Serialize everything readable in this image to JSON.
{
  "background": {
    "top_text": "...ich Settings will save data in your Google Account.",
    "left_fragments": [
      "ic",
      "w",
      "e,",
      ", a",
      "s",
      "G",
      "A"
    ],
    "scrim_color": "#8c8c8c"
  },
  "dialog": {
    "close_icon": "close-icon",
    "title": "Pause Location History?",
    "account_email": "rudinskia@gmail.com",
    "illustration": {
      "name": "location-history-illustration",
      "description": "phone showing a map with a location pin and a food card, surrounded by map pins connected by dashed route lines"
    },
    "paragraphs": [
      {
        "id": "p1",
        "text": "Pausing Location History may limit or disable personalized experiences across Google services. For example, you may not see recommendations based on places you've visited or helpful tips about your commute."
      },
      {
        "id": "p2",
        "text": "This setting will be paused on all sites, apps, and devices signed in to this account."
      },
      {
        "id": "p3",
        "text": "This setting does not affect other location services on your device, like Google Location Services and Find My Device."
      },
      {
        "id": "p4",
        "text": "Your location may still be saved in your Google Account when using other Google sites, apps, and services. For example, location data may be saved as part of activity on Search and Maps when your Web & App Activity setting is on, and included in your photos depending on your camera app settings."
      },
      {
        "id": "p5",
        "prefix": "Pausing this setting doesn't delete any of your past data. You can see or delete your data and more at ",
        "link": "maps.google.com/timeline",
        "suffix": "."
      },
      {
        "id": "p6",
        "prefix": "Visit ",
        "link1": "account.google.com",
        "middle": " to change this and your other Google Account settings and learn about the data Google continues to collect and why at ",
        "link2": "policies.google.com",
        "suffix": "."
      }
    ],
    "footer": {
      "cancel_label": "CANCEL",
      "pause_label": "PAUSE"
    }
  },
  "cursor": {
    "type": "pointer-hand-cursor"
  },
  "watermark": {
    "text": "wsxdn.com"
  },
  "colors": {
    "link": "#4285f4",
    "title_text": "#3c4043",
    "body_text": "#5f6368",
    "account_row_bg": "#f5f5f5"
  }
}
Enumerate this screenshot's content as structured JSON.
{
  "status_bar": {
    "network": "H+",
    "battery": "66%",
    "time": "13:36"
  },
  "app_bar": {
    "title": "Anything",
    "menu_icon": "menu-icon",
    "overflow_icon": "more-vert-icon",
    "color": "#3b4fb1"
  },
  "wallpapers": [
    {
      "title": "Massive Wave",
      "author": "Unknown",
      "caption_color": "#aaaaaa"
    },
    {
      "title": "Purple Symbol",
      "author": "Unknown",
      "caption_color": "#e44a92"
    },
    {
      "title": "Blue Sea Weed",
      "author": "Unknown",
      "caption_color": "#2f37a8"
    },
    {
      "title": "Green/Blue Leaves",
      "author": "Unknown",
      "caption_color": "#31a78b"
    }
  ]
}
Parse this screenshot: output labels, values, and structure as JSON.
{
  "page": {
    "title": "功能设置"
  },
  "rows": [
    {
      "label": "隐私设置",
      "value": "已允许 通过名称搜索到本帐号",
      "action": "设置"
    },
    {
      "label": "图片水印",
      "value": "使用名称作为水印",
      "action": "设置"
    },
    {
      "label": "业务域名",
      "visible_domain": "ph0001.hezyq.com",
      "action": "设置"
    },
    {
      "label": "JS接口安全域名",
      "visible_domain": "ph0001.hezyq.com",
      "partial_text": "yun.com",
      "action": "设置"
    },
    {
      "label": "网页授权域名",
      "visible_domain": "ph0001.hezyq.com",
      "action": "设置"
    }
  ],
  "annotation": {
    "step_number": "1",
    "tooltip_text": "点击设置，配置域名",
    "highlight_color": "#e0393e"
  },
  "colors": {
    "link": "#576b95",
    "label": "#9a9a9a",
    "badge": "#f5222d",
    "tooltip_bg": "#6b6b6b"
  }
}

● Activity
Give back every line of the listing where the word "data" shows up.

● Response to this exercise
    "top_text": "...ich Settings will save data in your Google Account.",
        "text": "Your location may still be saved in your Google Account when using other Google sites, apps, and services. For example, location data may be saved as part of activity on Search and Maps when your Web & App Activity setting is on, and included in your photos depending on your camera app settings."
        "prefix": "Pausing this setting doesn't delete any of your past data. You can see or delete your data and more at ",
        "middle": " to change this and your other Google Account settings and learn about the data Google continues to collect and why at ",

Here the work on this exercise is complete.